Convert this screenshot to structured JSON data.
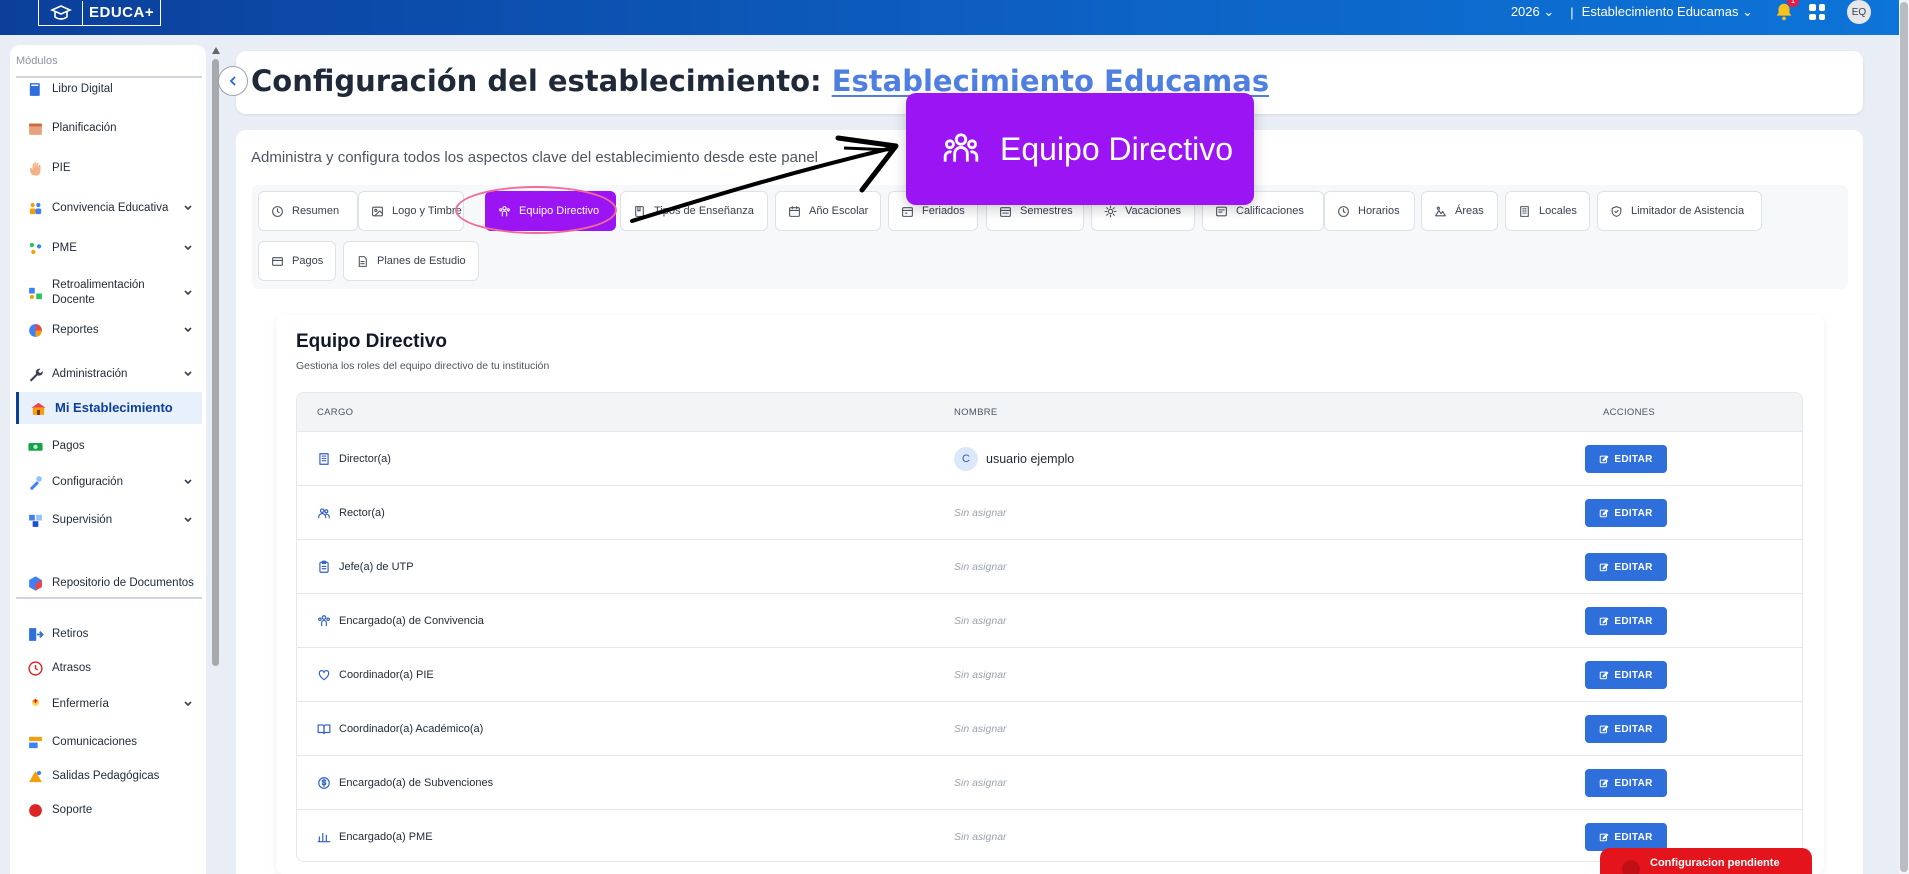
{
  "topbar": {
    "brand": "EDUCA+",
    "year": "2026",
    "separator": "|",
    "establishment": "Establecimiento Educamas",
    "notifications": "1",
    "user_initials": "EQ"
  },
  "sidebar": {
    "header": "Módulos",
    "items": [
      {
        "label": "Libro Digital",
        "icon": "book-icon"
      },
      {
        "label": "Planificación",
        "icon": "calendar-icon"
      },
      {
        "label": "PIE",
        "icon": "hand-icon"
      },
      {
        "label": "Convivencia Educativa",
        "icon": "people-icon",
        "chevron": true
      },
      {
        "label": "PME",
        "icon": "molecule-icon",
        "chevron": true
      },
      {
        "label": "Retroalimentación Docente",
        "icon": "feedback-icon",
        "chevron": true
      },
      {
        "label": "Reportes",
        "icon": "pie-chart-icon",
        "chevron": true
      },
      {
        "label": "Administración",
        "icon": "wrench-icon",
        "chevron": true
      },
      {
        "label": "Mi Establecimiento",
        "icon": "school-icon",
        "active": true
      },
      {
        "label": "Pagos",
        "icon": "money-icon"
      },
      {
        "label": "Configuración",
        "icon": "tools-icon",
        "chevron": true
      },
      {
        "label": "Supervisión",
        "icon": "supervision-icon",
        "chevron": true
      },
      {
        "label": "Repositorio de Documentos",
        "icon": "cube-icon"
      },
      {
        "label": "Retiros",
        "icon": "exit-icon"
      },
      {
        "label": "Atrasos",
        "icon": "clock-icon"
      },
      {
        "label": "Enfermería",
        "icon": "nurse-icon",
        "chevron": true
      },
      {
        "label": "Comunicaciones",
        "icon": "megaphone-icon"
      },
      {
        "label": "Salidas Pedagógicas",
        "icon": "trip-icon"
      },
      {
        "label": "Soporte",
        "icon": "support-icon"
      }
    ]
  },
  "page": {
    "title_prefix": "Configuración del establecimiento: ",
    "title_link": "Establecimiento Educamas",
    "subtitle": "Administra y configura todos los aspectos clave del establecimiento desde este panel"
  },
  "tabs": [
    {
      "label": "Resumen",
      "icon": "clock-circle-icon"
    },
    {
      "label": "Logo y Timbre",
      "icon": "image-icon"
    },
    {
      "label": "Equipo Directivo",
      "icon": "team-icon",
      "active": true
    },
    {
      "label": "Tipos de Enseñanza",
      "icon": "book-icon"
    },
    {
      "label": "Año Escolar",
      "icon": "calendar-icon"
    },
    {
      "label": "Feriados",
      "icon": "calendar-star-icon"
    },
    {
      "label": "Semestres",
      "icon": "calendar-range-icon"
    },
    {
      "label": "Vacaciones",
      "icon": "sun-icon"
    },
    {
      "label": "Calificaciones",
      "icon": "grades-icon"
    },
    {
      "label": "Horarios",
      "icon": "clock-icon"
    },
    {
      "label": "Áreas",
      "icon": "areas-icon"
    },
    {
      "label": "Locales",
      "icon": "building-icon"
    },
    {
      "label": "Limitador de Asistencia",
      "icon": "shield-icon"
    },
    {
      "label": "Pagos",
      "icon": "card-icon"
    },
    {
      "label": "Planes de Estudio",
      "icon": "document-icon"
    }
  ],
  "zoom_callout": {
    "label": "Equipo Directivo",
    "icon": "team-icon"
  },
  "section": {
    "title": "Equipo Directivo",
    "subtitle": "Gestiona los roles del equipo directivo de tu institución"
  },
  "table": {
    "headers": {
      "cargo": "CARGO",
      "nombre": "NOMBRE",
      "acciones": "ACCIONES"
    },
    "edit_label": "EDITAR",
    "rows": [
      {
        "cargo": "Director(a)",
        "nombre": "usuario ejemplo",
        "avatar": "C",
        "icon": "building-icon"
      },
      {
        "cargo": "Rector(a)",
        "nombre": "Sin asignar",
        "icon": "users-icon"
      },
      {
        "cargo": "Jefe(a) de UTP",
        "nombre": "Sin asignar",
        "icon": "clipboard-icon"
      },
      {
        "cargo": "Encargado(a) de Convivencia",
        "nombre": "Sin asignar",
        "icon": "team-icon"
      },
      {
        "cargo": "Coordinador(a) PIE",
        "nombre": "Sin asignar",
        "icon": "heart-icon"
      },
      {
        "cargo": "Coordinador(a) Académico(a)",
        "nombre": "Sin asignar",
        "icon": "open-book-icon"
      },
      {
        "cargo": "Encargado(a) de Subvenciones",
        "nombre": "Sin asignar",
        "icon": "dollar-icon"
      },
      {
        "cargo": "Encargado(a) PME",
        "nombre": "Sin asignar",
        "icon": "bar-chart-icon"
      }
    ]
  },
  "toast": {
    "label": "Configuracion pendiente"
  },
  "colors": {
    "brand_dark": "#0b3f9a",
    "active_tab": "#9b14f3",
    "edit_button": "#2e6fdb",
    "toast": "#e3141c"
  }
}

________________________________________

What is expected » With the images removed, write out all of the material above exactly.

Your response »
Convert this screenshot to structured JSON data.
{
  "topbar": {
    "brand": "EDUCA+",
    "year": "2026",
    "separator": "|",
    "establishment": "Establecimiento Educamas",
    "notifications": "1",
    "user_initials": "EQ"
  },
  "sidebar": {
    "header": "Módulos",
    "items": [
      {
        "label": "Libro Digital",
        "icon": "book-icon"
      },
      {
        "label": "Planificación",
        "icon": "calendar-icon"
      },
      {
        "label": "PIE",
        "icon": "hand-icon"
      },
      {
        "label": "Convivencia Educativa",
        "icon": "people-icon",
        "chevron": true
      },
      {
        "label": "PME",
        "icon": "molecule-icon",
        "chevron": true
      },
      {
        "label": "Retroalimentación Docente",
        "icon": "feedback-icon",
        "chevron": true
      },
      {
        "label": "Reportes",
        "icon": "pie-chart-icon",
        "chevron": true
      },
      {
        "label": "Administración",
        "icon": "wrench-icon",
        "chevron": true
      },
      {
        "label": "Mi Establecimiento",
        "icon": "school-icon",
        "active": true
      },
      {
        "label": "Pagos",
        "icon": "money-icon"
      },
      {
        "label": "Configuración",
        "icon": "tools-icon",
        "chevron": true
      },
      {
        "label": "Supervisión",
        "icon": "supervision-icon",
        "chevron": true
      },
      {
        "label": "Repositorio de Documentos",
        "icon": "cube-icon"
      },
      {
        "label": "Retiros",
        "icon": "exit-icon"
      },
      {
        "label": "Atrasos",
        "icon": "clock-icon"
      },
      {
        "label": "Enfermería",
        "icon": "nurse-icon",
        "chevron": true
      },
      {
        "label": "Comunicaciones",
        "icon": "megaphone-icon"
      },
      {
        "label": "Salidas Pedagógicas",
        "icon": "trip-icon"
      },
      {
        "label": "Soporte",
        "icon": "support-icon"
      }
    ]
  },
  "page": {
    "title_prefix": "Configuración del establecimiento: ",
    "title_link": "Establecimiento Educamas",
    "subtitle": "Administra y configura todos los aspectos clave del establecimiento desde este panel"
  },
  "tabs": [
    {
      "label": "Resumen",
      "icon": "clock-circle-icon"
    },
    {
      "label": "Logo y Timbre",
      "icon": "image-icon"
    },
    {
      "label": "Equipo Directivo",
      "icon": "team-icon",
      "active": true
    },
    {
      "label": "Tipos de Enseñanza",
      "icon": "book-icon"
    },
    {
      "label": "Año Escolar",
      "icon": "calendar-icon"
    },
    {
      "label": "Feriados",
      "icon": "calendar-star-icon"
    },
    {
      "label": "Semestres",
      "icon": "calendar-range-icon"
    },
    {
      "label": "Vacaciones",
      "icon": "sun-icon"
    },
    {
      "label": "Calificaciones",
      "icon": "grades-icon"
    },
    {
      "label": "Horarios",
      "icon": "clock-icon"
    },
    {
      "label": "Áreas",
      "icon": "areas-icon"
    },
    {
      "label": "Locales",
      "icon": "building-icon"
    },
    {
      "label": "Limitador de Asistencia",
      "icon": "shield-icon"
    },
    {
      "label": "Pagos",
      "icon": "card-icon"
    },
    {
      "label": "Planes de Estudio",
      "icon": "document-icon"
    }
  ],
  "zoom_callout": {
    "label": "Equipo Directivo",
    "icon": "team-icon"
  },
  "section": {
    "title": "Equipo Directivo",
    "subtitle": "Gestiona los roles del equipo directivo de tu institución"
  },
  "table": {
    "headers": {
      "cargo": "CARGO",
      "nombre": "NOMBRE",
      "acciones": "ACCIONES"
    },
    "edit_label": "EDITAR",
    "rows": [
      {
        "cargo": "Director(a)",
        "nombre": "usuario ejemplo",
        "avatar": "C",
        "icon": "building-icon"
      },
      {
        "cargo": "Rector(a)",
        "nombre": "Sin asignar",
        "icon": "users-icon"
      },
      {
        "cargo": "Jefe(a) de UTP",
        "nombre": "Sin asignar",
        "icon": "clipboard-icon"
      },
      {
        "cargo": "Encargado(a) de Convivencia",
        "nombre": "Sin asignar",
        "icon": "team-icon"
      },
      {
        "cargo": "Coordinador(a) PIE",
        "nombre": "Sin asignar",
        "icon": "heart-icon"
      },
      {
        "cargo": "Coordinador(a) Académico(a)",
        "nombre": "Sin asignar",
        "icon": "open-book-icon"
      },
      {
        "cargo": "Encargado(a) de Subvenciones",
        "nombre": "Sin asignar",
        "icon": "dollar-icon"
      },
      {
        "cargo": "Encargado(a) PME",
        "nombre": "Sin asignar",
        "icon": "bar-chart-icon"
      }
    ]
  },
  "toast": {
    "label": "Configuracion pendiente"
  },
  "colors": {
    "brand_dark": "#0b3f9a",
    "active_tab": "#9b14f3",
    "edit_button": "#2e6fdb",
    "toast": "#e3141c"
  }
}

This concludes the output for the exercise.